Just past 7 p.m., all seven performers have now arrived. Romena was in the center of the room to talk about details. The contestants peppered her with questions, their jitters seeming to add to the general confusion.
Umland, however, is silent. She is sitting on one of the padded tables, her knees pulled to her chest and back against the wall.
The 19-year-old is a lifelong Tuolumne County resident, but she's only gone to the Idol once before, and not as a participant.
"There aren't many chances to perform once you're out of high school," said the 2006 Sonora High graduate, who will start at California State University, Long Beach, this fall.
When Romena's explanations concluded, the contestants were ushered out to practice the stage setup the seven sang "America the Beautiful" to start the show.
Joy Nelson, 26, was the last to leave.
A teacher's aide at Jamestown Elementary, the Sugar Pine resident is perhaps the only one who did not show a shred of nerves. Her secret?
"I had an awesome day at church," she said.
Married five years ago, she has been singing since she can remember. Her parents encouraged it, but not when it took the place of sleep.
"They would say: Joy go to bed. Stop humming, stop singing, stop whistling,' " she said.
Ten minutes before the show started, the group scattered. Davis began voice exercises. Umland walked off, talking on her cellphone.
At 8:05, Romena, the MC, took the stage. After a few introductions, the girls begin to enter, singing as they come. "America the Beautiful" goes off with only a few slips.
As the applause died down, the audience braced for eliminations. But Romena first brought mentor and coach Julie Ludlum on stage for a thank you, introduced the judges and went through their reviews of the four. Then she asked Joy and Jenna to step forward.
They have been fantastic, she said. She hopes they will return next year.
Davis fell backwards in a half faint, half celebration. Umland smiled, saying she's "ecstatic" to be a finalist.
Umland went first, singing "Ain't No Sunshine." Davis, clad in a red blouse and matching pumps, was rightly given "Red High Heels."
More events hold time as the two get ready, but within 20 minutes Umland takes the stage again. She clenches her hands at her sides, then knots them in front of her.
Then, as the song begins, she opened up to the audience. As her voice rose, her hands found their way from her sides.
There was applause, the critics raved and then it was on to Davis.
As the song started, she took off. She ran the stage, belting out the lines, bouncing and bopping.
Again, applause roared and critics again weighed in. The applause was neither louder nor softer, the praise neither more nor less effusive. They were neck and neck.
For the second and final round, each got to choose their song.
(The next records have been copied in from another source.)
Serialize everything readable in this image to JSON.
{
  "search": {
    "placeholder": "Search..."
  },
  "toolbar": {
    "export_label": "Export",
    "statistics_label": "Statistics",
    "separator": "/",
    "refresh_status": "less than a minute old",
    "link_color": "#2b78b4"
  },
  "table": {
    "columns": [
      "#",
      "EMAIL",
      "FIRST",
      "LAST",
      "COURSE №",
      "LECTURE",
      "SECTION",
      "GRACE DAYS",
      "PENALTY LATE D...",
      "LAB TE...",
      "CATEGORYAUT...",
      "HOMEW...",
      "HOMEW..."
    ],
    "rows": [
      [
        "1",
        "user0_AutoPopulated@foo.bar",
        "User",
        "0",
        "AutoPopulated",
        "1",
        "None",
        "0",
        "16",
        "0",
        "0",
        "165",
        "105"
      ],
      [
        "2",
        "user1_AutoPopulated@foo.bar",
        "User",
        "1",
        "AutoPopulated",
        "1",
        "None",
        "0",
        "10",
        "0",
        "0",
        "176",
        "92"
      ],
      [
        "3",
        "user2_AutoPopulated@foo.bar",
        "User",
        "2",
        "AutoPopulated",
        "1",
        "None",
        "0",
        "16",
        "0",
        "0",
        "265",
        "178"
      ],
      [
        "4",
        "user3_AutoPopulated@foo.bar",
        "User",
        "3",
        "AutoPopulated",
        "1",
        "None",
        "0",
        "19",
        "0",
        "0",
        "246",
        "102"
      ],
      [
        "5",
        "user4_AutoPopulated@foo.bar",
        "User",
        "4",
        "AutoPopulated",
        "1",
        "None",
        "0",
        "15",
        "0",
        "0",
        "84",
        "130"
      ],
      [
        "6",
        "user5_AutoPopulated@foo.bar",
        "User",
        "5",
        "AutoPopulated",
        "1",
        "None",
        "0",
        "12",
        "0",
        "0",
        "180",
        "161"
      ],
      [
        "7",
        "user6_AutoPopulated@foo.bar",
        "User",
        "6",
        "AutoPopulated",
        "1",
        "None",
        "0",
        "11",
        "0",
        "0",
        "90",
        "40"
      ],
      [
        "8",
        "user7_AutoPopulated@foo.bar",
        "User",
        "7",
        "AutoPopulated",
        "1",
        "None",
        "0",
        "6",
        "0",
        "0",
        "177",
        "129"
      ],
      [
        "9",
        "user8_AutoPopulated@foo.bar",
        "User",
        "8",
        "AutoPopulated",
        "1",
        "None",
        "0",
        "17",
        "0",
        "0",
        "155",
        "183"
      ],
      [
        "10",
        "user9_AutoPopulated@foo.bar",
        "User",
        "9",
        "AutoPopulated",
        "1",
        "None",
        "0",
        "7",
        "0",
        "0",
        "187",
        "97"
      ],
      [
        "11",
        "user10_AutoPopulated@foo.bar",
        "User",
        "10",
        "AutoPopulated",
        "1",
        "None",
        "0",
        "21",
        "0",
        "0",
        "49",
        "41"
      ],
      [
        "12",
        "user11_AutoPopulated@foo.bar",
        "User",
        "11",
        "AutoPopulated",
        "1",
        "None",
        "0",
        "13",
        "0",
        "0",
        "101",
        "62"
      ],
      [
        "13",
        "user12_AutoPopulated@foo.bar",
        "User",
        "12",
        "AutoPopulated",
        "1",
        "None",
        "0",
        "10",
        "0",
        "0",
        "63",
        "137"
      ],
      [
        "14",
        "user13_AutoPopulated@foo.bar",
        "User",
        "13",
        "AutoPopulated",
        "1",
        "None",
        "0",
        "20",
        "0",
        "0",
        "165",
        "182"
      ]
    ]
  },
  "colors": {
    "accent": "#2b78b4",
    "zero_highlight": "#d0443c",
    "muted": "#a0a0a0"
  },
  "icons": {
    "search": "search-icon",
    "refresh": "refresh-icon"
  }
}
Umland chose the beautiful and haunting "Wade in the Water," while Davis opted for "Trouble."
It was their last chance to change minds.
Umland was first. She mouthed the first lines, but no sound comes out. The mike is not working.
On the third try, it works and Umland seems all the better for all the hiccups. Her hips rock and her voice thrills low and then high.
Even the lyrics have an unintentional hint of defiance: "Who's that yonder dressed in red?" she asked, with her red-bloused competitor behind stage.
Prancing on stage, Davis shone a smile and let out a big giggle, and then the music came on.
If she bounced before, she strutted now. She thundered through the song.
Again, the audience exploded into applause. After they died down, Judge Bridgette Fanucci summed up the experience.
"When you take the stage, there is nothing else going on but you."